Amherst Farms and Their Milk Bottles
John Bowe has a great interest in milk bottles. Digital Amherst invited him to share a little history of several Amherst dairy farms and pictures of the milk bottles used by these dairies.
Milk Bottles of Amherst
R. C. Adams farmed at 959 North Pleasant Street from about 1940 to1960. His herd consisted of Jersey cows. Because of the milk bottles, we know that Mr. Adams had a milk route, but little else is known about him. We do know that he had milk license number 1, as is shown on his bottle. More research about this farm is necessary.
Forest Farms Dairy, located off Harkness Road, was operated by Mr. Arnold C. Foote. The dairy operated from 1949 to 1959. It is interesting to note that ads in the street listings refer to Foote Dairy with no mention of Forest Farms Dairy. It is known that Mr. Foote summer pastured his heifers on Elwell Island just upstream from the Coolidge Bridge in Northampton. The access to the island was behind what is now Dostal’s Funeral Home on Damon Road.
G. D. Jones graduated from Massachusetts Agricultural College in 1903. In the street directories, he is listed as a farmer in 1932 and as a dealer in lumber in 1940. His wife, Sarah Cowls Jones, continued her interest in the herd of Ayrshires. The farm produced and sold milk in bulk into the early 1960s. There is an interesting note on the pasturing of the herd. The pasture existed on both sides of old Route 116, and a tunnel provided access to both sides of the highway.
J. Roland Hebert operated his farm from 1939 to 1972. The farm was located at 753 West Street (Route 116). Between 1957 and 1960, the farm name was changed to Hebert Dairy Service. Again, the bottles lead us to assume that a milk route existed but little is known about the route.
Kentfield’s farm was located at 80 Mt. Warner Road in Hadley. The farm was started in 1842 and ran a retail operation from 1932 to1960. In 1932, there were 26 milk dealers in Amherst. The Kentfield children contracted undulant fever in 1932, and it was this incident that brought about the move to pasteurization, bottling, and retail operations. James took over running the farm in 1941, because most of the help had gone off to war. Although the farm was in Hadley, the bottles say Amherst. The earlier embossed bottles are labeled "Kentfield Farm," but the later square pyro bottles say "Kentfield's."
Enos J. Montague, owner of Dreammont Farms, operated his farm at 865 North Pleasant Street. His farm was situated where Marks Meadow School is now located. The farm went out of business with a dispersal sale of the Guernsey herd on December 1, 1944. I am not sure of when Mr. Montague started the dairy, but the pyroglazed bottle tells us that it was the late 1930s. The Jones Library Special Collections has an excellent copy of the farm dispersal sale brochure.
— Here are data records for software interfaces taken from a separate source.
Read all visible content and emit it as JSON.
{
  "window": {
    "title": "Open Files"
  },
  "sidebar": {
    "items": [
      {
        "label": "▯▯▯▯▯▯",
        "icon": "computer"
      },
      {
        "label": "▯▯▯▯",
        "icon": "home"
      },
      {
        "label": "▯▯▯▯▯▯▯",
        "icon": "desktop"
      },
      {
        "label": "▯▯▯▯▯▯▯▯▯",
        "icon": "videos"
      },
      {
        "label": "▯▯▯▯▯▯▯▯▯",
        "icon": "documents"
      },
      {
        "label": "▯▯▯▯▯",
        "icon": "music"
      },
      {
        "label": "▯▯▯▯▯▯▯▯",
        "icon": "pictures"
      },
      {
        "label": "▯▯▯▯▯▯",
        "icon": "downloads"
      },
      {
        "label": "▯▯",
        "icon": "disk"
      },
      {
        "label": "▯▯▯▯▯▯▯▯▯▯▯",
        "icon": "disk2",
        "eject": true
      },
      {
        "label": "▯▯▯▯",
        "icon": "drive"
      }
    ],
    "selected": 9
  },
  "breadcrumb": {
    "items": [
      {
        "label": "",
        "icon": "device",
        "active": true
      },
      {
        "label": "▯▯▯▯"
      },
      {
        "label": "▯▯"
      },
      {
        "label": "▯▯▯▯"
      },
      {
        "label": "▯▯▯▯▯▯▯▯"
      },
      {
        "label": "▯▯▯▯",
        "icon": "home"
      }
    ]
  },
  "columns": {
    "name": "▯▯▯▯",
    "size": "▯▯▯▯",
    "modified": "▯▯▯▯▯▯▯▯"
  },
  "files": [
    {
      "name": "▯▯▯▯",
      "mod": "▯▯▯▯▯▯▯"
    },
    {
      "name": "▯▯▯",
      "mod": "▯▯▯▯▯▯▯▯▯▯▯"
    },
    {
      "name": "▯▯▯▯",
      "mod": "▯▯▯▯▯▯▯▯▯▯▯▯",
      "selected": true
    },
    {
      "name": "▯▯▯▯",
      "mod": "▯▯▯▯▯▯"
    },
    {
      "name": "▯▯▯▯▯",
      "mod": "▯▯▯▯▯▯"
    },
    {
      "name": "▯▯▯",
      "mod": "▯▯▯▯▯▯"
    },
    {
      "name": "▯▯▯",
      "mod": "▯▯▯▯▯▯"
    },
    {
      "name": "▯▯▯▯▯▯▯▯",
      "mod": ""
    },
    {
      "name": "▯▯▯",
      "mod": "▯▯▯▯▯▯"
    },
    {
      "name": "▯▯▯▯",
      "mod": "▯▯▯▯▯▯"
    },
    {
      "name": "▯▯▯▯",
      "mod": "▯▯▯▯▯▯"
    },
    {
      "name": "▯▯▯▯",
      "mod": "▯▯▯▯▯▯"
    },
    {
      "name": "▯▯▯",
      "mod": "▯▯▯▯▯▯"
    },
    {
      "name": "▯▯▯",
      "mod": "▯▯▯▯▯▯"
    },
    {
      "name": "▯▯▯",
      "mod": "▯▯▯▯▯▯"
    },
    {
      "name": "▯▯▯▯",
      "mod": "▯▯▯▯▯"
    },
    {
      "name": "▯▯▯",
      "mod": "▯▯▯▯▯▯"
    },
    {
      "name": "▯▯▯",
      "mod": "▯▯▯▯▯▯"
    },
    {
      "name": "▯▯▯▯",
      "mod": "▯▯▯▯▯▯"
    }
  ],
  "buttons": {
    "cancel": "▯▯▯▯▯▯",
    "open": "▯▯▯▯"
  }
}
"UMass" was chartered as a Land Grant college. The first name was Massachusetts Agricultural College (1892 -1931) then Massachusetts State College (1931-1947) and finally University of Massachusetts. The campus farm supplied all the milk, cream, butter and ice cream for the student body. All of this processing took place in the Flint Laboratory building and was a part of the agricultural curriculum. I am unsure as to when the University stopped this service.
The research on Wentworth Farms is incomplete at this time. Please, if you have any information about the farm do not hesitate to contact me. Thank you.